» **Records supplied**
⁂

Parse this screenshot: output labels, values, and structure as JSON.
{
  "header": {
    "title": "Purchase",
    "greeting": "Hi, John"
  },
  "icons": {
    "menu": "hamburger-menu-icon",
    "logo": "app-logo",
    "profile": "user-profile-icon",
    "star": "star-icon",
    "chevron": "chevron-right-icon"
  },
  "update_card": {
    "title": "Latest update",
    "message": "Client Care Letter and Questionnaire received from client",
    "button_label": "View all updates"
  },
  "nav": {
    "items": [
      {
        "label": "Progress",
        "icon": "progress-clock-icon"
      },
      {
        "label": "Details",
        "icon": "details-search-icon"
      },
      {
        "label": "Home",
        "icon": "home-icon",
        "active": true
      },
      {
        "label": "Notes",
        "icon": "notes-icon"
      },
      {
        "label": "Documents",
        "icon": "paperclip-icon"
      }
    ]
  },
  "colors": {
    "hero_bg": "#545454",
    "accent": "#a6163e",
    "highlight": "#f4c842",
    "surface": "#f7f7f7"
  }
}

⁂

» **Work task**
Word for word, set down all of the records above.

» **Answer**
Parse this screenshot: output labels, values, and structure as JSON.
{
  "header": {
    "title": "Purchase",
    "greeting": "Hi, John"
  },
  "icons": {
    "menu": "hamburger-menu-icon",
    "logo": "app-logo",
    "profile": "user-profile-icon",
    "star": "star-icon",
    "chevron": "chevron-right-icon"
  },
  "update_card": {
    "title": "Latest update",
    "message": "Client Care Letter and Questionnaire received from client",
    "button_label": "View all updates"
  },
  "nav": {
    "items": [
      {
        "label": "Progress",
        "icon": "progress-clock-icon"
      },
      {
        "label": "Details",
        "icon": "details-search-icon"
      },
      {
        "label": "Home",
        "icon": "home-icon",
        "active": true
      },
      {
        "label": "Notes",
        "icon": "notes-icon"
      },
      {
        "label": "Documents",
        "icon": "paperclip-icon"
      }
    ]
  },
  "colors": {
    "hero_bg": "#545454",
    "accent": "#a6163e",
    "highlight": "#f4c842",
    "surface": "#f7f7f7"
  }
}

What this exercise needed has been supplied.